# [Brief]
Please return every line of the records below that holds the word "title".

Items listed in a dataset
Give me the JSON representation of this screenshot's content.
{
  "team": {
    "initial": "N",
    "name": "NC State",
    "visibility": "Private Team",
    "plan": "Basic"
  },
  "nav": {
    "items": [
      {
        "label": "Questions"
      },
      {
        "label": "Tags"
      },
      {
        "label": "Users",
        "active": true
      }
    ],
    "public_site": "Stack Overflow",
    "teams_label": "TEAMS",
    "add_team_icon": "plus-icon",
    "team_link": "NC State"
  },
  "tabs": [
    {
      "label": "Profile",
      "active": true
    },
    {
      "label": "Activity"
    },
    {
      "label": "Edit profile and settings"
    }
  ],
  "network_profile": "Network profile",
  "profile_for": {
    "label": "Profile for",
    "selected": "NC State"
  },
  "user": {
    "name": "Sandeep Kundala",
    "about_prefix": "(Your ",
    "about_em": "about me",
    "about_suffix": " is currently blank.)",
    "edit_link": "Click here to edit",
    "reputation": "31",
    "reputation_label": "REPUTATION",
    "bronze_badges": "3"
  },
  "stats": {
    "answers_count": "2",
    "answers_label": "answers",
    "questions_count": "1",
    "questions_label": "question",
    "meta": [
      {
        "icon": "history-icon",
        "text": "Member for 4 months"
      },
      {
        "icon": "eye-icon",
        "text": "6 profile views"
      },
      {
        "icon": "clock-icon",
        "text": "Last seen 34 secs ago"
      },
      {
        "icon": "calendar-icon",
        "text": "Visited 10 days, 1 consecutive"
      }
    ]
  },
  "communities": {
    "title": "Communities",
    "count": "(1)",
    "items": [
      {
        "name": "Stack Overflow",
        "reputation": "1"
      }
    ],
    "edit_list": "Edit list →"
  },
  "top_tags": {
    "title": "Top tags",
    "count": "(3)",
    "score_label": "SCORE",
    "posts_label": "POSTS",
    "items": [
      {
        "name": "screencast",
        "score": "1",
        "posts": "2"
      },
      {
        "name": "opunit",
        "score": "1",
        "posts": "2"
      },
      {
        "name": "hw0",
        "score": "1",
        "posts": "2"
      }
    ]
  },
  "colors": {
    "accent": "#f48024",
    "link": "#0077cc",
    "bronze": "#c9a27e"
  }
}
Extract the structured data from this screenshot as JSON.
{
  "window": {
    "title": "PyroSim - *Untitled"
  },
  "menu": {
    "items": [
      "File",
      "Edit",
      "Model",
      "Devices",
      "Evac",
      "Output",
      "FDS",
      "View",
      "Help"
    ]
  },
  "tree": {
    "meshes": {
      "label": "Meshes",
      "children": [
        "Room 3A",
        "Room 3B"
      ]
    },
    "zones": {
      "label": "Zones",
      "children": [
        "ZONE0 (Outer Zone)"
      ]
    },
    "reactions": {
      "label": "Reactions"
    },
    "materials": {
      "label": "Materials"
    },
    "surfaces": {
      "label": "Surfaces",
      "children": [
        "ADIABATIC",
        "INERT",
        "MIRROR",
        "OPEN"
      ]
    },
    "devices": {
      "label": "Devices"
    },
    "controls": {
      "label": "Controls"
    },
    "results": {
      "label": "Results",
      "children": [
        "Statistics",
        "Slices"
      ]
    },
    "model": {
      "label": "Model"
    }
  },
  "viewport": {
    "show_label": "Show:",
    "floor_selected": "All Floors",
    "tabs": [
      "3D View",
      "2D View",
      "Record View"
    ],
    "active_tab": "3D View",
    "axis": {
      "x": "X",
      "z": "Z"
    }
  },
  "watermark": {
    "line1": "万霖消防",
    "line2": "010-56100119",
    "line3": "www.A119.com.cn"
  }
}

# [Response to the task]
    "title": "Communities",
    "title": "Top tags",
    "title": "PyroSim - *Untitled"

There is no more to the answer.